Properties of Water bY: Nicolette MEYER

The properties of water are what makes water able to do all of the fascinating thinks it does. Some of the properties of water are it's polarity, temperature stability, it's ability as a solvent, and its cohesion properties.

Water molecules have no set charge so they are neither negative or positive. This makes other molecules that like water hydrophilic so this causes water to bond with more water.

Water molecules bonding together

Hydrophobic molecules are molecules that don't bond with water such as oil. If you look at some salad dressing oil will be at the top so you shake the bottle.

The bubbles in the water are oil.

Water molecules are hard to heat up because the hydrogen bond of water absorbs a lot of the energy they have causing the temperature to stay the same. This is a property of water. Yet, water can also evaporate or condensate.

That is condensation on a plant.

Water is also a solvent. This means that it can dissolve things put into it, such as salt or sugar.

This is my lab group mixing salt into water.

Cohesion of water means that the molecules won't separate. This is what causes surface tension of water so insects can walk on water or when you toss a pebble onto a lake.

This is surface tension holding a paper clip

Cohesion also works with adhesion so when plants need water for photosynthesis the water will travel up the wall of the plant.

Cohesion is also just the act of water molecules sticking to others. An example is when water drops fly in the air but stay together.

The water forms a dome on the penny instead of falling off.
Created By
Nicolette Meyer
Appreciate

Credits:

Created with images by Art Poskanzer - "rough water" • bogitw - "drip spray water" • Freeimages9 - "water drops leaf"

Made with Adobe Slate

Make your words and images move.

Get Slate

Report Abuse

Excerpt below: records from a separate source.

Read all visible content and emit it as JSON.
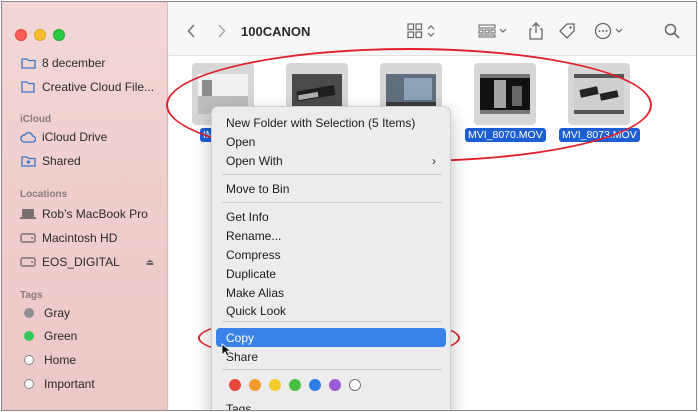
{
  "window": {
    "path_title": "100CANON"
  },
  "colors": {
    "accent": "#1d5fd3",
    "highlight": "#3b82e8",
    "annotation": "#e0202a"
  },
  "sidebar": {
    "favorites": [
      {
        "label": "8 december",
        "icon": "folder-icon"
      },
      {
        "label": "Creative Cloud File...",
        "icon": "document-icon"
      }
    ],
    "icloud_header": "iCloud",
    "icloud": [
      {
        "label": "iCloud Drive",
        "icon": "cloud-icon"
      },
      {
        "label": "Shared",
        "icon": "shared-folder-icon"
      }
    ],
    "locations_header": "Locations",
    "locations": [
      {
        "label": "Rob’s MacBook Pro",
        "icon": "laptop-icon"
      },
      {
        "label": "Macintosh HD",
        "icon": "disk-icon"
      },
      {
        "label": "EOS_DIGITAL",
        "icon": "disk-icon"
      }
    ],
    "tags_header": "Tags",
    "tags": [
      {
        "label": "Gray",
        "color": "#8e8e93"
      },
      {
        "label": "Green",
        "color": "#34c759"
      },
      {
        "label": "Home",
        "color": "#ffffff"
      },
      {
        "label": "Important",
        "color": "#ffffff"
      }
    ]
  },
  "files": [
    {
      "name": "IMG_8...",
      "thumb": "photo"
    },
    {
      "name": "",
      "thumb": "photo"
    },
    {
      "name": "",
      "thumb": "photo"
    },
    {
      "name": "MVI_8070.MOV",
      "thumb": "video"
    },
    {
      "name": "MVI_8073.MOV",
      "thumb": "video"
    }
  ],
  "context_menu": {
    "new_folder": "New Folder with Selection (5 Items)",
    "open": "Open",
    "open_with": "Open With",
    "move_to_bin": "Move to Bin",
    "get_info": "Get Info",
    "rename": "Rename...",
    "compress": "Compress",
    "duplicate": "Duplicate",
    "make_alias": "Make Alias",
    "quick_look": "Quick Look",
    "copy": "Copy",
    "share": "Share",
    "tags": "Tags...",
    "tag_colors": [
      "#e8463b",
      "#f39a2c",
      "#f3cb2c",
      "#47c043",
      "#2e7ee8",
      "#9c5bd0",
      "#ffffff"
    ]
  }
}
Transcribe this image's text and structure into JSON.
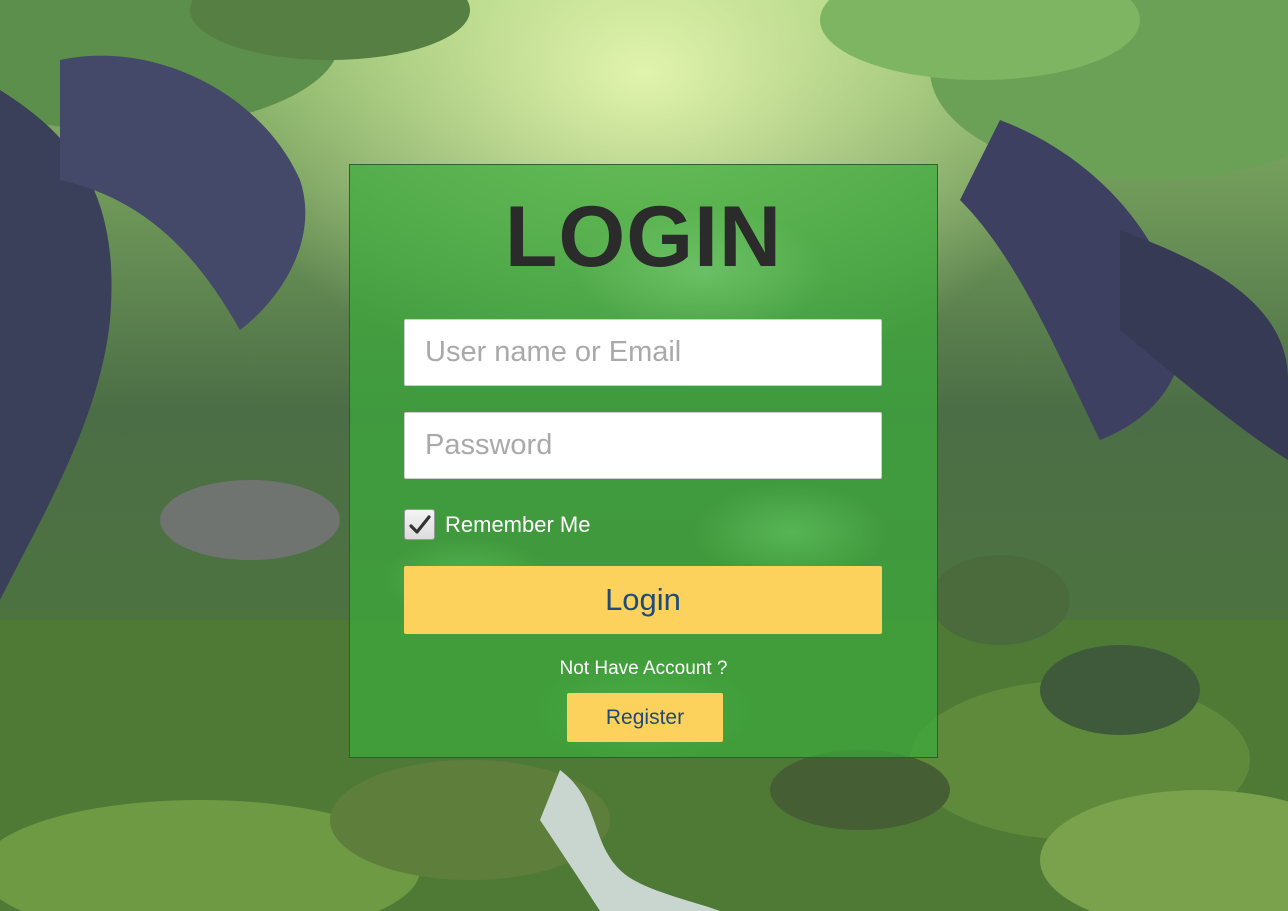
{
  "login": {
    "title": "LOGIN",
    "username_placeholder": "User name or Email",
    "password_placeholder": "Password",
    "remember_label": "Remember Me",
    "remember_checked": true,
    "login_button": "Login",
    "no_account_text": "Not Have Account ?",
    "register_button": "Register"
  },
  "colors": {
    "panel": "#3caa3c",
    "button": "#fcd25c",
    "button_text": "#1f4a7a",
    "title_text": "#2b2b2b"
  },
  "icons": {
    "checkbox": "checkmark-icon",
    "background": "forest-background-image"
  }
}
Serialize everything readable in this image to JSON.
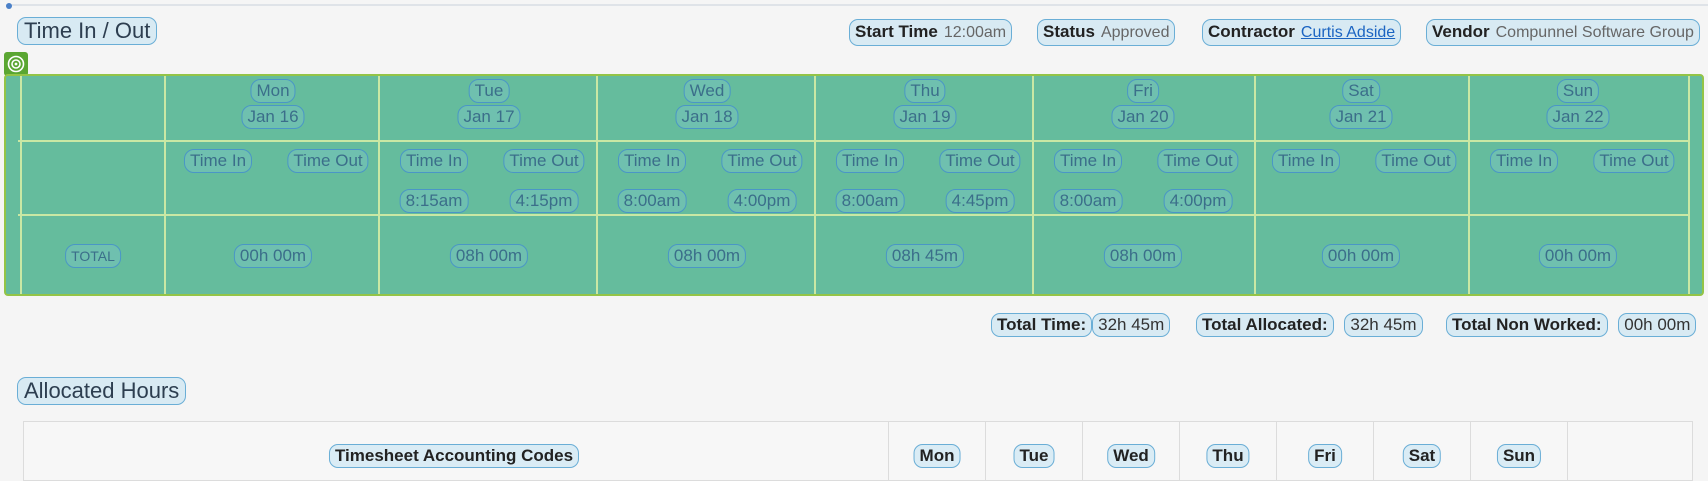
{
  "section_title": "Time In / Out",
  "meta": {
    "start_time": {
      "label": "Start Time",
      "value": "12:00am"
    },
    "status": {
      "label": "Status",
      "value": "Approved"
    },
    "contractor": {
      "label": "Contractor",
      "value": "Curtis Adside"
    },
    "vendor": {
      "label": "Vendor",
      "value": "Compunnel Software Group"
    }
  },
  "days": [
    {
      "day": "Mon",
      "date": "Jan 16",
      "time_in_label": "Time In",
      "time_out_label": "Time Out",
      "time_in": "",
      "time_out": "",
      "total": "00h 00m"
    },
    {
      "day": "Tue",
      "date": "Jan 17",
      "time_in_label": "Time In",
      "time_out_label": "Time Out",
      "time_in": "8:15am",
      "time_out": "4:15pm",
      "total": "08h 00m"
    },
    {
      "day": "Wed",
      "date": "Jan 18",
      "time_in_label": "Time In",
      "time_out_label": "Time Out",
      "time_in": "8:00am",
      "time_out": "4:00pm",
      "total": "08h 00m"
    },
    {
      "day": "Thu",
      "date": "Jan 19",
      "time_in_label": "Time In",
      "time_out_label": "Time Out",
      "time_in": "8:00am",
      "time_out": "4:45pm",
      "total": "08h 45m"
    },
    {
      "day": "Fri",
      "date": "Jan 20",
      "time_in_label": "Time In",
      "time_out_label": "Time Out",
      "time_in": "8:00am",
      "time_out": "4:00pm",
      "total": "08h 00m"
    },
    {
      "day": "Sat",
      "date": "Jan 21",
      "time_in_label": "Time In",
      "time_out_label": "Time Out",
      "time_in": "",
      "time_out": "",
      "total": "00h 00m"
    },
    {
      "day": "Sun",
      "date": "Jan 22",
      "time_in_label": "Time In",
      "time_out_label": "Time Out",
      "time_in": "",
      "time_out": "",
      "total": "00h 00m"
    }
  ],
  "total_row_label": "TOTAL",
  "totals": {
    "total_time": {
      "label": "Total Time:",
      "value": "32h 45m"
    },
    "total_allocated": {
      "label": "Total Allocated:",
      "value": "32h 45m"
    },
    "total_non_worked": {
      "label": "Total Non Worked:",
      "value": "00h 00m"
    }
  },
  "allocated_title": "Allocated Hours",
  "allocated_table": {
    "codes_header": "Timesheet Accounting Codes",
    "day_headers": [
      "Mon",
      "Tue",
      "Wed",
      "Thu",
      "Fri",
      "Sat",
      "Sun"
    ]
  },
  "colors": {
    "grid_fill": "#65bc9d",
    "grid_border": "#93c447",
    "link": "#1b64c2"
  }
}
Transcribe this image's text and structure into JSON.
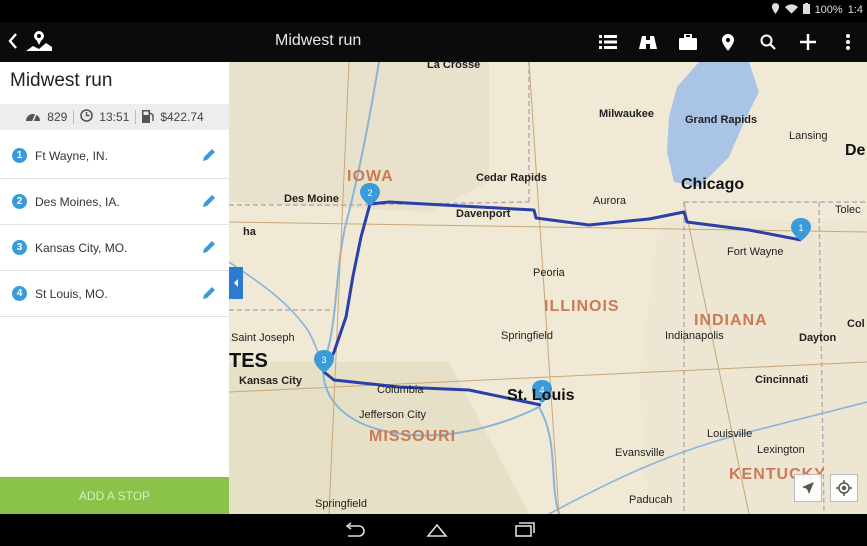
{
  "status_bar": {
    "battery": "100%",
    "time": "1:4"
  },
  "app_bar": {
    "title": "Midwest run",
    "back_icon": "chevron-left-icon",
    "logo_icon": "trip-map-icon",
    "actions": [
      {
        "name": "list-icon"
      },
      {
        "name": "binoculars-icon"
      },
      {
        "name": "briefcase-icon"
      },
      {
        "name": "map-pin-icon"
      },
      {
        "name": "search-icon"
      },
      {
        "name": "add-icon"
      },
      {
        "name": "overflow-menu-icon"
      }
    ]
  },
  "sidebar": {
    "title": "Midwest run",
    "stats": {
      "distance": "829",
      "duration": "13:51",
      "fuel_cost": "$422.74"
    },
    "stops": [
      {
        "number": "1",
        "label": "Ft Wayne, IN."
      },
      {
        "number": "2",
        "label": "Des Moines, IA."
      },
      {
        "number": "3",
        "label": "Kansas City, MO."
      },
      {
        "number": "4",
        "label": "St Louis, MO."
      }
    ],
    "add_stop_label": "ADD A STOP"
  },
  "map": {
    "city_labels": [
      "La Crosse",
      "Milwaukee",
      "Grand Rapids",
      "Lansing",
      "Cedar Rapids",
      "Des Moine",
      "Davenport",
      "Aurora",
      "Fort Wayne",
      "Tolec",
      "Peoria",
      "Springfield",
      "Indianapolis",
      "Dayton",
      "Saint Joseph",
      "Kansas City",
      "Columbia",
      "Jefferson City",
      "Cincinnati",
      "Louisville",
      "Lexington",
      "Evansville",
      "Springfield",
      "Paducah",
      "ha",
      "Col"
    ],
    "big_labels": [
      "Chicago",
      "St. Louis",
      "De",
      "TES"
    ],
    "state_labels": [
      "IOWA",
      "ILLINOIS",
      "INDIANA",
      "MISSOURI",
      "KENTUCKY"
    ],
    "markers": [
      "1",
      "2",
      "3",
      "4"
    ]
  },
  "colors": {
    "accent": "#2e7ad1",
    "add_stop": "#8bc34a",
    "route": "#2b3fa8",
    "lake": "#a9c4e4",
    "marker": "#3a9bd8"
  }
}
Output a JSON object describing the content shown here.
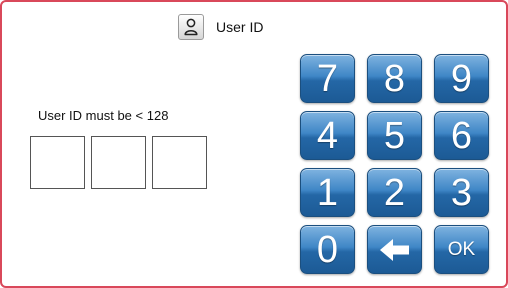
{
  "header": {
    "icon": "user-icon",
    "title": "User ID"
  },
  "form": {
    "hint": "User ID must be < 128",
    "digits": [
      "",
      "",
      ""
    ]
  },
  "keypad": {
    "keys": [
      {
        "label": "7"
      },
      {
        "label": "8"
      },
      {
        "label": "9"
      },
      {
        "label": "4"
      },
      {
        "label": "5"
      },
      {
        "label": "6"
      },
      {
        "label": "1"
      },
      {
        "label": "2"
      },
      {
        "label": "3"
      },
      {
        "label": "0"
      },
      {
        "label": "",
        "icon": "backspace-arrow-icon"
      },
      {
        "label": "OK"
      }
    ]
  },
  "colors": {
    "border": "#d9485a",
    "key_blue": "#2467a6",
    "key_text": "#ffffff"
  }
}
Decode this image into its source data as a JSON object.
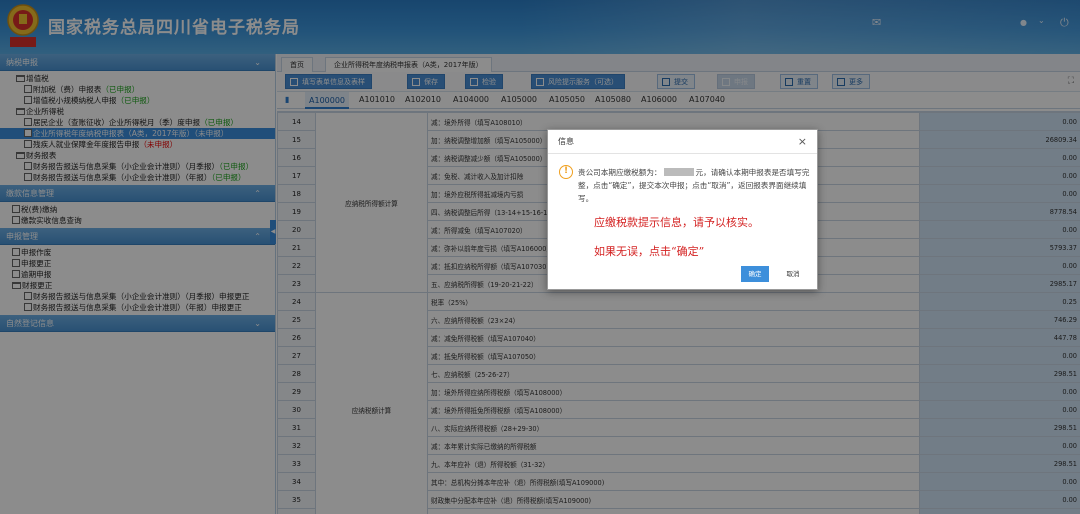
{
  "header": {
    "site_title": "国家税务总局四川省电子税务局",
    "logo_text": "税务"
  },
  "left_panel": {
    "sections": [
      {
        "title": "纳税申报"
      },
      {
        "title": "缴款信息管理"
      },
      {
        "title": "申报管理"
      },
      {
        "title": "自然登记信息"
      }
    ],
    "tree1": [
      {
        "label": "增值税",
        "status": ""
      },
      {
        "label": "附加税（费）申报表",
        "status": "（已申报）"
      },
      {
        "label": "增值税小规模纳税人申报",
        "status": "（已申报）"
      },
      {
        "label": "企业所得税",
        "status": ""
      },
      {
        "label": "居民企业（查账征收）企业所得税月（季）度申报",
        "status": "（已申报）"
      },
      {
        "label": "企业所得税年度纳税申报表（A类，2017年版）",
        "status": "（未申报）"
      },
      {
        "label": "残疾人就业保障金年度报告申报",
        "status": "（未申报）"
      },
      {
        "label": "财务报表",
        "status": ""
      },
      {
        "label": "财务报告报送与信息采集（小企业会计准则）（月季报）",
        "status": "（已申报）"
      },
      {
        "label": "财务报告报送与信息采集（小企业会计准则）（年报）",
        "status": "（已申报）"
      }
    ],
    "tree2": [
      {
        "label": "税(费)缴纳"
      },
      {
        "label": "缴款实收信息查询"
      }
    ],
    "tree3": [
      {
        "label": "申报作废"
      },
      {
        "label": "申报更正"
      },
      {
        "label": "逾期申报"
      },
      {
        "label": "财报更正"
      },
      {
        "label": "财务报告报送与信息采集（小企业会计准则）（月季报）申报更正"
      },
      {
        "label": "财务报告报送与信息采集（小企业会计准则）（年报）申报更正"
      }
    ]
  },
  "tabs": [
    "首页",
    "企业所得税年度纳税申报表（A类，2017年版）"
  ],
  "toolbar": [
    "填写表单信息及表样",
    "保存",
    "检验",
    "风险提示服务（可选）",
    "提交",
    "申报",
    "重置",
    "更多"
  ],
  "sheet_tabs": [
    "A100000",
    "A101010",
    "A102010",
    "A104000",
    "A105000",
    "A105050",
    "A105080",
    "A106000",
    "A107040"
  ],
  "rows": [
    {
      "n": "14",
      "group": "",
      "item": "减：境外所得（填写A108010）",
      "amt": "0.00"
    },
    {
      "n": "15",
      "group": "",
      "item": "加：纳税调整增加额（填写A105000）",
      "amt": "26809.34"
    },
    {
      "n": "16",
      "group": "",
      "item": "减：纳税调整减少额（填写A105000）",
      "amt": "0.00"
    },
    {
      "n": "17",
      "group": "",
      "item": "减：免税、减计收入及加计扣除",
      "amt": "0.00"
    },
    {
      "n": "18",
      "group": "应纳税所得额计算",
      "item": "加：境外应税所得抵减境内亏损",
      "amt": "0.00"
    },
    {
      "n": "19",
      "group": "",
      "item": "四、纳税调整后所得（13-14+15-16-17+18）",
      "amt": "8778.54"
    },
    {
      "n": "20",
      "group": "",
      "item": "减：所得减免（填写A107020）",
      "amt": "0.00"
    },
    {
      "n": "21",
      "group": "",
      "item": "减：弥补以前年度亏损（填写A106000）",
      "amt": "5793.37"
    },
    {
      "n": "22",
      "group": "",
      "item": "减：抵扣应纳税所得额（填写A107030）",
      "amt": "0.00"
    },
    {
      "n": "23",
      "group": "",
      "item": "五、应纳税所得额（19-20-21-22）",
      "amt": "2985.17"
    },
    {
      "n": "24",
      "group": "",
      "item": "税率（25%）",
      "amt": "0.25"
    },
    {
      "n": "25",
      "group": "",
      "item": "六、应纳所得税额（23×24）",
      "amt": "746.29"
    },
    {
      "n": "26",
      "group": "",
      "item": "减：减免所得税额（填写A107040）",
      "amt": "447.78"
    },
    {
      "n": "27",
      "group": "",
      "item": "减：抵免所得税额（填写A107050）",
      "amt": "0.00"
    },
    {
      "n": "28",
      "group": "",
      "item": "七、应纳税额（25-26-27）",
      "amt": "298.51"
    },
    {
      "n": "29",
      "group": "应纳税额计算",
      "item": "加：境外所得应纳所得税额（填写A108000）",
      "amt": "0.00"
    },
    {
      "n": "30",
      "group": "",
      "item": "减：境外所得抵免所得税额（填写A108000）",
      "amt": "0.00"
    },
    {
      "n": "31",
      "group": "",
      "item": "八、实际应纳所得税额（28+29-30）",
      "amt": "298.51"
    },
    {
      "n": "32",
      "group": "",
      "item": "减：本年累计实际已缴纳的所得税额",
      "amt": "0.00"
    },
    {
      "n": "33",
      "group": "",
      "item": "九、本年应补（退）所得税额（31-32）",
      "amt": "298.51"
    },
    {
      "n": "34",
      "group": "",
      "item": "其中：总机构分摊本年应补（退）所得税额(填写A109000)",
      "amt": "0.00"
    },
    {
      "n": "35",
      "group": "",
      "item": "财政集中分配本年应补（退）所得税额(填写A109000)",
      "amt": "0.00"
    },
    {
      "n": "36",
      "group": "",
      "item": "总机构主体生产经营部门分摊本年应补（退）所得税额(填写A109000)",
      "amt": "0.00"
    }
  ],
  "dialog": {
    "title": "信息",
    "msg_part1": "贵公司本期应缴税额为：",
    "msg_part2": "元，请确认本期申报表是否填写完整，点击“确定”，提交本次申报；点击“取消”，返回报表界面继续填写。",
    "hint1": "应缴税款提示信息，请予以核实。",
    "hint2": "如果无误，点击“确定”",
    "ok": "确定",
    "cancel": "取消"
  }
}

If you feel that this video content violates the Adobe Terms of Use, you may report this content by filling out this quick form.

To report a Copyright Violation, please follow Section 17 in the Terms of Use.